* TASK MATERIAL *
......
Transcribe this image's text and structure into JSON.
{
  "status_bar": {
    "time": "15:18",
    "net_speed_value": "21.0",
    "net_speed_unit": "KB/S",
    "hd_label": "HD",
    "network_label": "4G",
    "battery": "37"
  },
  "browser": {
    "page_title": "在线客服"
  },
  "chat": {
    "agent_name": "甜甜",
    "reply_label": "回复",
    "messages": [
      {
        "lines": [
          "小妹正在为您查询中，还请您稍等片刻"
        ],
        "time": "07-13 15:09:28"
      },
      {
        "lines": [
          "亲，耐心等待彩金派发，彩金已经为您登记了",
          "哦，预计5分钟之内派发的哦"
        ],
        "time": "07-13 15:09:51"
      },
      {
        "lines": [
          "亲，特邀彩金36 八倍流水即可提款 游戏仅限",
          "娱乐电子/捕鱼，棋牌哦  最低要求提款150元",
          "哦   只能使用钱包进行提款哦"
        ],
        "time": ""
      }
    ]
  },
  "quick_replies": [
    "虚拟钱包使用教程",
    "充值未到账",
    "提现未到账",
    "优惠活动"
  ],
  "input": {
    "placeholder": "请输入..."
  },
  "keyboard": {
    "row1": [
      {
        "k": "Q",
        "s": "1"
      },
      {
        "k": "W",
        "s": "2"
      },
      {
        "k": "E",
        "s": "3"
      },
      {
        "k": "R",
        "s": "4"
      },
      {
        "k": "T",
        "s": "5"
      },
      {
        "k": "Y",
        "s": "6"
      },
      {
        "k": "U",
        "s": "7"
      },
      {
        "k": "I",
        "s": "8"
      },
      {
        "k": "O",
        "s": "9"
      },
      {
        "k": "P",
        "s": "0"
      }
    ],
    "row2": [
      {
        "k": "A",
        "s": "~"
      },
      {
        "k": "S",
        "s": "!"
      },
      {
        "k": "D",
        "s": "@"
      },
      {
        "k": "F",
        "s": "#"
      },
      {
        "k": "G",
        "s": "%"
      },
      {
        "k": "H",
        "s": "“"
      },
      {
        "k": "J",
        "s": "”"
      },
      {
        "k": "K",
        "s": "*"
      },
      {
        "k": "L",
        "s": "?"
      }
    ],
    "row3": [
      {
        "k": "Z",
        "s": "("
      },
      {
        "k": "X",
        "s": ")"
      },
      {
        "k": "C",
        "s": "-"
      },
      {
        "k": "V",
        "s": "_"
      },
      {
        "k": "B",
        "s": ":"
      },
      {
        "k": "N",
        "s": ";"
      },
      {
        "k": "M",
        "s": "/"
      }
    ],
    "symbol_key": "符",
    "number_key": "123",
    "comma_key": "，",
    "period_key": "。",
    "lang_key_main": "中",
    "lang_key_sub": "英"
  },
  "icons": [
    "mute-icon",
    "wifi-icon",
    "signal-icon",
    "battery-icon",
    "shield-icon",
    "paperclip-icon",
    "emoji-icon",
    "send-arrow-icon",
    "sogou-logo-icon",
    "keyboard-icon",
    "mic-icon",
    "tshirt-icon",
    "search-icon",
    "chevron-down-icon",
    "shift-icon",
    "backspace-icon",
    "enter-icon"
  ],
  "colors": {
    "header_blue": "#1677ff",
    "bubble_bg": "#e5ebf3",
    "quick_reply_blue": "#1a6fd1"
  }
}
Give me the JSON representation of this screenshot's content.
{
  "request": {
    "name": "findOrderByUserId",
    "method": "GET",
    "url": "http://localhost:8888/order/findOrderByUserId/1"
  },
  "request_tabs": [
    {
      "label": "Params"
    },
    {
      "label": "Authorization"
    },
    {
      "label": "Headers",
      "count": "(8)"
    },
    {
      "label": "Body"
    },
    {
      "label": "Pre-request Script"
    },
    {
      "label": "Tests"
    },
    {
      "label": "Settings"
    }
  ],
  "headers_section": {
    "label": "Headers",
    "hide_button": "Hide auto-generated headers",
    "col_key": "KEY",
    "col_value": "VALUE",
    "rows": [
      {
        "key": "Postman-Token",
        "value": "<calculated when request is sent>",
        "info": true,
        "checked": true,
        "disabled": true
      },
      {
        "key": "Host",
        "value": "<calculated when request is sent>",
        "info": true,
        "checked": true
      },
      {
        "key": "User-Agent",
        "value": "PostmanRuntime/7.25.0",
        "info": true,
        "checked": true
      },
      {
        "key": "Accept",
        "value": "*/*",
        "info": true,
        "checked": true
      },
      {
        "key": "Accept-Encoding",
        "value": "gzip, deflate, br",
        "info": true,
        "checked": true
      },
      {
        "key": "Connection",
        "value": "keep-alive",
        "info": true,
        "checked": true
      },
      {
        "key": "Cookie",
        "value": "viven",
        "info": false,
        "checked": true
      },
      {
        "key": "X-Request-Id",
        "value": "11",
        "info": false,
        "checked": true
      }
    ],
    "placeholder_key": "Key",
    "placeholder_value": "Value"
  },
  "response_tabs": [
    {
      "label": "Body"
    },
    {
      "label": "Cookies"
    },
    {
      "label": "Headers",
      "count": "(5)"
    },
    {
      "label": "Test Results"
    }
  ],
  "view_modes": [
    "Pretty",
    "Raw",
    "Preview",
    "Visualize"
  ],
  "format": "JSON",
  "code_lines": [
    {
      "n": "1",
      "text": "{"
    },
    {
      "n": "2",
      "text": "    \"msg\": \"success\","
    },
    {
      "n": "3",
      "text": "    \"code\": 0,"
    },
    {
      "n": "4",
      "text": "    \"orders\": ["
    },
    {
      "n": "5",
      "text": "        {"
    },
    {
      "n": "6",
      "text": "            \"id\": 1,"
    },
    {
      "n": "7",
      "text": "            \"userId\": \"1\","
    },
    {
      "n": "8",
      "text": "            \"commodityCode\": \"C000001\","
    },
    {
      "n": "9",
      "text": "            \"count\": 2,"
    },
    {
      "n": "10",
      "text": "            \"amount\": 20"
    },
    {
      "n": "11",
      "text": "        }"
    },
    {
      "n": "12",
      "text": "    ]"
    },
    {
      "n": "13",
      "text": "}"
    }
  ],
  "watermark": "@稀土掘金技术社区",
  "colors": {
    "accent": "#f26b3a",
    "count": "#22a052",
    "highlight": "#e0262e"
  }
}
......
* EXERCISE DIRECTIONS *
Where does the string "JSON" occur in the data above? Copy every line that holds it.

* RESPONSE FOR THIS EXERCISE *
Transcribe this image's text and structure into JSON.
Give me the JSON representation of this screenshot's content.
  "format": "JSON",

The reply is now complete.